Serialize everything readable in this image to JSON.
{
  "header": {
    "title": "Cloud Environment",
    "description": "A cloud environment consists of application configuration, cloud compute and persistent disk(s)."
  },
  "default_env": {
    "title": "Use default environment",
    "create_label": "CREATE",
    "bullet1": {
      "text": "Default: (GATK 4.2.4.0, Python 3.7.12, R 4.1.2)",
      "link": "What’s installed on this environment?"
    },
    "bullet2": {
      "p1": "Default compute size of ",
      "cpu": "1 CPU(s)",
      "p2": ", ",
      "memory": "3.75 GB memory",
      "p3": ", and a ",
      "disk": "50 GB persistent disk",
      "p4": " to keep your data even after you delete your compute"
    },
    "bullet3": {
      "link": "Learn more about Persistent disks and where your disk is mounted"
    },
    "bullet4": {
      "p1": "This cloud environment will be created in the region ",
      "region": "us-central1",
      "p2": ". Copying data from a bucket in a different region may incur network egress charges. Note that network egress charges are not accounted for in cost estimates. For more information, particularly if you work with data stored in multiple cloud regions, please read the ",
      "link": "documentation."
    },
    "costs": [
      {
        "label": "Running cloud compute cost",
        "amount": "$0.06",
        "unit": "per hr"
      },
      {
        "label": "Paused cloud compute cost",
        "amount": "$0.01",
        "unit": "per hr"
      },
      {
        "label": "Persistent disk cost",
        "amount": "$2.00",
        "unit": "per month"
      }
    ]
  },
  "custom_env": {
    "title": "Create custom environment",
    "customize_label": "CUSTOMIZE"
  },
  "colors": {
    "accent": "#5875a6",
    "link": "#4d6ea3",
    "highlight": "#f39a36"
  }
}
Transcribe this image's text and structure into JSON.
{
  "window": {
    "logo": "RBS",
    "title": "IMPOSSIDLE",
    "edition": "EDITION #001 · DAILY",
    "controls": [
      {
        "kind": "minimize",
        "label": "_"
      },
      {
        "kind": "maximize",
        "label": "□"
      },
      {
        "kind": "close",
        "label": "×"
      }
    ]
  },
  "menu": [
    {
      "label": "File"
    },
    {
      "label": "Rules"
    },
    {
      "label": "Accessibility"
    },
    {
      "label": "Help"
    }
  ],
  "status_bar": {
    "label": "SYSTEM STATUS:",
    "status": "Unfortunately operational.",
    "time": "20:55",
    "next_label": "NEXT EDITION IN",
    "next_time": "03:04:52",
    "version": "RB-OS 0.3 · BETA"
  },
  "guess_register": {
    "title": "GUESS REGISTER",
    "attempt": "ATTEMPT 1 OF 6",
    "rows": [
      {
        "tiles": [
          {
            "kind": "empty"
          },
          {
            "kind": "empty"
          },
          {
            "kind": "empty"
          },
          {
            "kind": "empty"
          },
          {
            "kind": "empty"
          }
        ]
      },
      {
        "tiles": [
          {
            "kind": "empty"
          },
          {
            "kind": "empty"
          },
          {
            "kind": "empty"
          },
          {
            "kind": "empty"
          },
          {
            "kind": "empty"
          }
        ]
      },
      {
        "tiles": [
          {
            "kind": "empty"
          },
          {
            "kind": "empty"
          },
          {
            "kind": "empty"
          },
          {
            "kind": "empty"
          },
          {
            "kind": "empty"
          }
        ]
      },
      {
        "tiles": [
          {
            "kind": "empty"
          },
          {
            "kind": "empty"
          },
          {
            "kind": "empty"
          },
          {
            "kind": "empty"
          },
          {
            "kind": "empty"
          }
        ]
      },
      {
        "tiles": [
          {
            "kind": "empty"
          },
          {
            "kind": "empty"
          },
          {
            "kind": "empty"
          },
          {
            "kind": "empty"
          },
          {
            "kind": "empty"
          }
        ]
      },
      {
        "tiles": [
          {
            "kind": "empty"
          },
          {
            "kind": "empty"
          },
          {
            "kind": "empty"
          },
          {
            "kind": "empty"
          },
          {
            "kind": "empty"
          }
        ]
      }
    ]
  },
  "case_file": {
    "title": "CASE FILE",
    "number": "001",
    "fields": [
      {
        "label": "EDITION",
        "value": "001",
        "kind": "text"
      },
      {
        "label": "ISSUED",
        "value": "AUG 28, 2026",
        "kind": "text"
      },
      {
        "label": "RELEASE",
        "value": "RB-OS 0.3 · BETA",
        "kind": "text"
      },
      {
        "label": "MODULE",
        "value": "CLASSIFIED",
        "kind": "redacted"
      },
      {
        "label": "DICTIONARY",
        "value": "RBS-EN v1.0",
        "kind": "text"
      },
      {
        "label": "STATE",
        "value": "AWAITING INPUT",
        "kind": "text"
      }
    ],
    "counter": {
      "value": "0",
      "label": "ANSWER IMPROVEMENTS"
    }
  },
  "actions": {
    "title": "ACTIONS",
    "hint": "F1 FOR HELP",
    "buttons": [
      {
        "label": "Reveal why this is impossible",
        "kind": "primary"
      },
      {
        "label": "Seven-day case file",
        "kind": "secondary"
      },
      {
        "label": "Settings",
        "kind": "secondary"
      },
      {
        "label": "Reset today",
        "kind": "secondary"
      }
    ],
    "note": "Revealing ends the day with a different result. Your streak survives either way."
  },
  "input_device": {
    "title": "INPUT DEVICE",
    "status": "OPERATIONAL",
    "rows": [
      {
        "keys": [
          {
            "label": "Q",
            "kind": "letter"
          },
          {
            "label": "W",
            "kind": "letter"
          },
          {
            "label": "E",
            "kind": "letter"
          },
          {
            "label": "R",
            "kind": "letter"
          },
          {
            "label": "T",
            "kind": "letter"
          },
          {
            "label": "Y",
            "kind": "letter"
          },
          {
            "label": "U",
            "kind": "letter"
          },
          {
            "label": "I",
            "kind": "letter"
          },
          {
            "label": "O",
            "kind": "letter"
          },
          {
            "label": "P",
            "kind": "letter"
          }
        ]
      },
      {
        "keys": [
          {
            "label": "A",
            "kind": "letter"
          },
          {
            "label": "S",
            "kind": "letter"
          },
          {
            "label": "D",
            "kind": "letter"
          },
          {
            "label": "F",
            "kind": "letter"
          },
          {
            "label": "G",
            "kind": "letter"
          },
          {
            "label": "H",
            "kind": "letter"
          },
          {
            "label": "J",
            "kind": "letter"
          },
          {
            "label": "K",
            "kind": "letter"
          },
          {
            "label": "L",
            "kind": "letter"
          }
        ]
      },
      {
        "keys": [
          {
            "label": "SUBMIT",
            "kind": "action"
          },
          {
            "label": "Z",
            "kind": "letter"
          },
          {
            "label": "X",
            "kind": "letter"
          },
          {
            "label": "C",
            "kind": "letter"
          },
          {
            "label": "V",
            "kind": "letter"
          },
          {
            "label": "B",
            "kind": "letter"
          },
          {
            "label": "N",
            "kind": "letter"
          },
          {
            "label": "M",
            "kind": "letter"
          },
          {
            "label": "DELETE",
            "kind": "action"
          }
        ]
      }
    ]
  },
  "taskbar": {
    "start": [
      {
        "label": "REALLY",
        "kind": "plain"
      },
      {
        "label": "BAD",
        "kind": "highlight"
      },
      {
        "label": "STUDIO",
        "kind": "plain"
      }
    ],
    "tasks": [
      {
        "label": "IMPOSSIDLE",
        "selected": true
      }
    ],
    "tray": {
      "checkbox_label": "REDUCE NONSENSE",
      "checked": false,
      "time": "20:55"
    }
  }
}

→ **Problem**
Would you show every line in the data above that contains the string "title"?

→ **Response**
    "title": "Cloud Environment",
    "title": "Use default environment",
    "title": "Create custom environment",
    "title": "IMPOSSIDLE",
    "title": "GUESS REGISTER",
    "title": "CASE FILE",
    "title": "ACTIONS",
    "title": "INPUT DEVICE",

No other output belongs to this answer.